FOXBOROUGH, Mass. – We’ve all seen the type of atmosphere the American Outlaws can create.
From a string of famous Dos a Cero results in Columbus, Ohio, to FIFA World Cup matches deep in the Brazilian rainforest, the Outlaws – a nationwide supporters group for the U.S. National Teams with more than 125 chapters – have been singing and drumming around the globe since 2007.
Now they’re bringing the party to Gillette Stadium, where the U.S. Men’s National Team will host Haiti in the group stage of the CONCACAF Gold Cup on July 10.
Dan Wiersema, who founded the popular “Free Beer Movement” and handles communications for the American Outlaws, didn’t have the exact figures on how many tickets AO had purchased for the U.S.-Haiti match, but he did say the supporters’ section in Foxborough would be significant – he estimated more than 1,000 fans and counting as of mid-May.
“I do know it’s going to be a sizeable number,” he said.

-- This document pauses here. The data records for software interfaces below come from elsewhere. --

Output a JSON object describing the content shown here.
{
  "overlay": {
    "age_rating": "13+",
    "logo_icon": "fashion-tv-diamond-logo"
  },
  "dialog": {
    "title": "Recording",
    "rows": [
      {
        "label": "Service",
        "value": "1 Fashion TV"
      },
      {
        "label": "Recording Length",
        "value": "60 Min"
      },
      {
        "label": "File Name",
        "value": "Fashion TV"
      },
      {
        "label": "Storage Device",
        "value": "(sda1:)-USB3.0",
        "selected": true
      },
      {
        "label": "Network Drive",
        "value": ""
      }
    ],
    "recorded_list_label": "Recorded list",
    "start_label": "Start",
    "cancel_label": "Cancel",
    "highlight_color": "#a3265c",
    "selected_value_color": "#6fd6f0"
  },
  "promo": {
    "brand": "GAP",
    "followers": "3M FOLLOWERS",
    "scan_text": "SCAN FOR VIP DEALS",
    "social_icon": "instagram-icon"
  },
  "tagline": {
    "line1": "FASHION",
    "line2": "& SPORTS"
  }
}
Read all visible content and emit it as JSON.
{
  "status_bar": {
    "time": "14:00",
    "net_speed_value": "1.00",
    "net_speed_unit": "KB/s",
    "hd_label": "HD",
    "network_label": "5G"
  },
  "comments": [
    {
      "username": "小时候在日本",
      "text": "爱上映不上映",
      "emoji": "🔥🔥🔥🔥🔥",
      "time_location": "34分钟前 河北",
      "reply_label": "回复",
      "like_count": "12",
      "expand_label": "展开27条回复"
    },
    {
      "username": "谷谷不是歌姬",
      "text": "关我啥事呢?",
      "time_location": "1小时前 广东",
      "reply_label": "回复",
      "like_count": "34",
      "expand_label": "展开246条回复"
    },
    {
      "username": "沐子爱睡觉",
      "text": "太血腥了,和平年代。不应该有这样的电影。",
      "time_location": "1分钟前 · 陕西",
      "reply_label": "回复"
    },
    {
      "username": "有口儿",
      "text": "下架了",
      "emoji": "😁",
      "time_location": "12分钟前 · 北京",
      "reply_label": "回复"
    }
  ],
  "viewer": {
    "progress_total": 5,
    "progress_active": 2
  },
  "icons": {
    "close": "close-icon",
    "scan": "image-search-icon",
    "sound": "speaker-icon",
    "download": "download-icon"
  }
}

The Outlaws are throwing that kind of support behind the Gold Cup for many reasons, not the least of which is the opportunity for the U.S. to once again claim regional supremacy over their most heated rivals – Costa Rica, Panama, Honduras and, above all else, Mexico.
Earning regional bragging rights over El Tri is reason enough for the tournament to be of utmost importance, but on a larger scale, there are global implications for the Gold Cup, as well.
“The U.S. won (the Gold Cup) in 2013. If we win it again, we have an automatic path to the Confederations Cup,” Wiersema said, referencing the prestigious competition which will take place in 2017 as a precursor to the 2018 FIFA World Cup in Russia. “The last time we participated in that, we shocked Spain and we took Brazil to the ropes.
“So [the Gold Cup] is a gateway to regional bragging rights, but also a gateway to a global competition.”
The U.S. will face Haiti on July 10 in the second of three group-stage matches, while the two other teams in Group A – Honduras and 2013 runners-up Panama – will play beforehand as part of a doubleheader.
It’ll be the first time the U.S. National Team has played at Gillette Stadium under the direction of Jurgen Klinsmann – having last visited Foxborough for a friendly against Spain in 2011 – and the ninth time the Americans have played a Gold Cup match at the venue, where they’re 6-0-2 in the competition.
Overall the U.S. National Team is 16-2-5 in Massachusetts (9-2-2 at Gillette Stadium), and at least part of the credit must go to the fantastic support local fans have provided.
“The Boston chapter and the New England chapters are two of our largest and strongest,” Wiersema said. “Any time we’re in the region, we know that hundreds or thousands of members are going to come out and support the U.S. We love the New England area.”